_Brief_
A single number is needed: how many lines of the data hold the word "object".

_Exercise data_
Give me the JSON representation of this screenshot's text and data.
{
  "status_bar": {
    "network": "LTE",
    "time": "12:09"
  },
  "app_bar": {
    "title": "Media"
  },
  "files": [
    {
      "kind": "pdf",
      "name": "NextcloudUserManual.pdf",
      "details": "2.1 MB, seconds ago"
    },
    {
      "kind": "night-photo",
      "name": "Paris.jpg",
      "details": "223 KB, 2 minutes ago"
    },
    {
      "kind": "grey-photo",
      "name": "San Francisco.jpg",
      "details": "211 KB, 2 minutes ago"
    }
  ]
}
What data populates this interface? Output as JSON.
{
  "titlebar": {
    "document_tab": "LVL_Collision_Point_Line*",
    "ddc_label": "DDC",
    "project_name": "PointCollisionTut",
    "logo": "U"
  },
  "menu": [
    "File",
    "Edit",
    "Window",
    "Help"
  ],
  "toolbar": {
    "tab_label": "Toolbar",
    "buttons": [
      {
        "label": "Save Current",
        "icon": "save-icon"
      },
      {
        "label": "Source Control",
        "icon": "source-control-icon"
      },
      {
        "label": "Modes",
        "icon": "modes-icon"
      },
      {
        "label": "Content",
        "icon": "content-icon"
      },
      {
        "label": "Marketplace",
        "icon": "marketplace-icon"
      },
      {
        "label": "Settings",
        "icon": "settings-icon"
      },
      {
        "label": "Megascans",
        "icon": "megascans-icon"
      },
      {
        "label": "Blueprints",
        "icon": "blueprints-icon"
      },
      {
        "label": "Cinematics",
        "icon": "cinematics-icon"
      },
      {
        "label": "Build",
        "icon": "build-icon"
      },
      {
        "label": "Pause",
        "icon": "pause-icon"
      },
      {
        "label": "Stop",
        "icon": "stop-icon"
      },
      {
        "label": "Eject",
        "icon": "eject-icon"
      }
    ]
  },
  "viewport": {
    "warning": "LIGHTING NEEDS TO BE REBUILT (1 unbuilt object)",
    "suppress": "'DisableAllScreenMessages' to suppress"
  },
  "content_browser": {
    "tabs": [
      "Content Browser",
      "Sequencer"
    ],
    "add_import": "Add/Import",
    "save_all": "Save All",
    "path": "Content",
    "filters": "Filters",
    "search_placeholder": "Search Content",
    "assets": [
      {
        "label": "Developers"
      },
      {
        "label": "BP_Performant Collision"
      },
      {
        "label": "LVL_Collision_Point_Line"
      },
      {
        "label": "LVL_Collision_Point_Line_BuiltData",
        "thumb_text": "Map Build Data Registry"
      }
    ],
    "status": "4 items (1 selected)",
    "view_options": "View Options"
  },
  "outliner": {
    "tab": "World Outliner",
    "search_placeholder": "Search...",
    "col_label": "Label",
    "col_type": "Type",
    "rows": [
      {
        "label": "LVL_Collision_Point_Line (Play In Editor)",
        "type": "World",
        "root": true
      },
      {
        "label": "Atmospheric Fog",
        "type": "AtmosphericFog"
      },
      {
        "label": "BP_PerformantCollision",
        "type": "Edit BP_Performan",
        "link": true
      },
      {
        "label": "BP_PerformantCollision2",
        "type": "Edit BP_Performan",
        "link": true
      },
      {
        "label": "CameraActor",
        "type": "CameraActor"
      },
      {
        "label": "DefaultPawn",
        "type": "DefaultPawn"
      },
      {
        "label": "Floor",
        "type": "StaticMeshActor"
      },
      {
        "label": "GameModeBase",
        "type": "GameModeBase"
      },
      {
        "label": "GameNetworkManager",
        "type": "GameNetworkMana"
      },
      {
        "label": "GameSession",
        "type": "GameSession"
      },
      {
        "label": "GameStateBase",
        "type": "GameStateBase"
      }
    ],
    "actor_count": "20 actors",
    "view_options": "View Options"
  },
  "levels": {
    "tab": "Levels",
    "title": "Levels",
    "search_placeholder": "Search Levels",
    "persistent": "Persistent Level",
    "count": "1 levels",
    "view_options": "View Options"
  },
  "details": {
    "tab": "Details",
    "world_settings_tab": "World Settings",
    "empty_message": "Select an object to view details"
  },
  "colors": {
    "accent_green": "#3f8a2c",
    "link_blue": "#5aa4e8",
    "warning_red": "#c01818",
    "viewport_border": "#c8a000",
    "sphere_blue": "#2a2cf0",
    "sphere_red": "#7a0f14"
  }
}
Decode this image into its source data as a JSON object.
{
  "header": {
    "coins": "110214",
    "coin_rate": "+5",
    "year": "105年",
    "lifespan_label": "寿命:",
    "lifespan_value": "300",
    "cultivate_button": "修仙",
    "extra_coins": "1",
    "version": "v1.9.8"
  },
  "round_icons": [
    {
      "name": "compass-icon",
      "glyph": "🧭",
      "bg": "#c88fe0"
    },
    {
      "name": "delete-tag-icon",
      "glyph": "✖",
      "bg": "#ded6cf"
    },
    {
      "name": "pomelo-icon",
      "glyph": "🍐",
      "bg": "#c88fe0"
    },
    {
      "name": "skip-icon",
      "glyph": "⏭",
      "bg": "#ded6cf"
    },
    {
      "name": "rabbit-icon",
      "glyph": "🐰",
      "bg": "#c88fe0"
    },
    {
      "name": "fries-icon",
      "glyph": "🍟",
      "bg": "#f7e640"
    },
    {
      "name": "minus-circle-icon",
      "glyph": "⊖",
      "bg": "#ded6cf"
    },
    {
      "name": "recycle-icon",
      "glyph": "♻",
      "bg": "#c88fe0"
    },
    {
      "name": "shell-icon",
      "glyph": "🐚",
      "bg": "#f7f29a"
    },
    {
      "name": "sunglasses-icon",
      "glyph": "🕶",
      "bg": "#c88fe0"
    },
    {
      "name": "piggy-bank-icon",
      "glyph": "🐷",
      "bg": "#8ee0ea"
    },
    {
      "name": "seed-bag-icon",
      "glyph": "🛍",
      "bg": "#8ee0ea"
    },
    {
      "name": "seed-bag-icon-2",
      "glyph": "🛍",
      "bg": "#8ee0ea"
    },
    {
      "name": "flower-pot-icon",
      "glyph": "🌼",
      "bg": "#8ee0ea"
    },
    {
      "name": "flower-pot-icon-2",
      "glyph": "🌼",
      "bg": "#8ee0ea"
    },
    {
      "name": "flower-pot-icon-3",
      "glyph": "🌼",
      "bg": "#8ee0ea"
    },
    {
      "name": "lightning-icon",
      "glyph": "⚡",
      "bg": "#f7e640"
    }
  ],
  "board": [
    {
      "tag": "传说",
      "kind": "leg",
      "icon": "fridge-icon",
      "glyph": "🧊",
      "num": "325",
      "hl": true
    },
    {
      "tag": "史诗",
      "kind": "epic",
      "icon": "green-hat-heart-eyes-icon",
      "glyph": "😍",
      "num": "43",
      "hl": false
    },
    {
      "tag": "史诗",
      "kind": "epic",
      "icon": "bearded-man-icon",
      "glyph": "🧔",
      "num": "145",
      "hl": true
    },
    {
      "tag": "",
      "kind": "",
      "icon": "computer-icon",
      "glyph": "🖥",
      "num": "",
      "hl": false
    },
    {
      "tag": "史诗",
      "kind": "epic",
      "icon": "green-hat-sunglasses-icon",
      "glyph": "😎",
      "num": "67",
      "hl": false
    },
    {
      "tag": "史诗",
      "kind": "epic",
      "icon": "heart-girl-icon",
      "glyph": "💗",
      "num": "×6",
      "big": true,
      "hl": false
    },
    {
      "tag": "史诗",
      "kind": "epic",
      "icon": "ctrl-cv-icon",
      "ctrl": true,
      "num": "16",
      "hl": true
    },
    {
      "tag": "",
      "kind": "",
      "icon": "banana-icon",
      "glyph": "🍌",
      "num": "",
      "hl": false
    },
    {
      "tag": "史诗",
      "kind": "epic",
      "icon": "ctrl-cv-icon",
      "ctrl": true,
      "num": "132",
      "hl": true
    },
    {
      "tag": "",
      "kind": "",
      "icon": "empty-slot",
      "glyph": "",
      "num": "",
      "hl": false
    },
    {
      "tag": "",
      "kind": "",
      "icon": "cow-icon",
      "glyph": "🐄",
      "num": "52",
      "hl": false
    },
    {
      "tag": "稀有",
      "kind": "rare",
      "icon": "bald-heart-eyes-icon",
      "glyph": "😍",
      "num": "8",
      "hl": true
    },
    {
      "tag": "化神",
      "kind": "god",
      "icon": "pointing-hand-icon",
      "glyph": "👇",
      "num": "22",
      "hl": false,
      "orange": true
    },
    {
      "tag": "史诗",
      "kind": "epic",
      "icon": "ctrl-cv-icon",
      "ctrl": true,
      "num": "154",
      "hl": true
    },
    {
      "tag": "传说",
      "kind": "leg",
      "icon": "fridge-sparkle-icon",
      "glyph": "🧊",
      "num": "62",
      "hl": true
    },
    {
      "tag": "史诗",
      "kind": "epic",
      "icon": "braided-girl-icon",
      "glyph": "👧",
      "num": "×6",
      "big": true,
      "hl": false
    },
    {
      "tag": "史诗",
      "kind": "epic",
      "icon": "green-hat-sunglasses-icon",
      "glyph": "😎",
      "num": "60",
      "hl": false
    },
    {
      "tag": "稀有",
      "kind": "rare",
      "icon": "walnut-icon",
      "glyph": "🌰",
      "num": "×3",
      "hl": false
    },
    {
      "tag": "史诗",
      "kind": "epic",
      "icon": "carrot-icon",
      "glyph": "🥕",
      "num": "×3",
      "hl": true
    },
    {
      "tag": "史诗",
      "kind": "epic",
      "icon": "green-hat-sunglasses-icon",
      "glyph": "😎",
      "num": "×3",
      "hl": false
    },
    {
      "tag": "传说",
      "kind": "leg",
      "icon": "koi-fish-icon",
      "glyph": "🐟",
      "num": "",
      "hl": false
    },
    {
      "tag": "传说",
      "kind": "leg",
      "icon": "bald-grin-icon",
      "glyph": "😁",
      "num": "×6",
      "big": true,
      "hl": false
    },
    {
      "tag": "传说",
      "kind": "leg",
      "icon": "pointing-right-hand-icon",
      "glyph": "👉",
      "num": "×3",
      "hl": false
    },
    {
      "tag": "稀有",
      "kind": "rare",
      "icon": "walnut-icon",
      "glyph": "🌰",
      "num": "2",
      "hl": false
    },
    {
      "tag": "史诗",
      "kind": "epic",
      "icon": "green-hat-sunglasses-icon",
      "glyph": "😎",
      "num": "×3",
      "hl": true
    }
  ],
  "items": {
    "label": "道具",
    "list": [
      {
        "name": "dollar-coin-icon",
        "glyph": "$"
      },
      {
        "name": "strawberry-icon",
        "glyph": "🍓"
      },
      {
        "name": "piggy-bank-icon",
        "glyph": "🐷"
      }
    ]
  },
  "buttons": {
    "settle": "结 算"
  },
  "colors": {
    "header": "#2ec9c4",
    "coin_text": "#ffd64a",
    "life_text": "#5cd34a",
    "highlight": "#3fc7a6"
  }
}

_Answer section_
3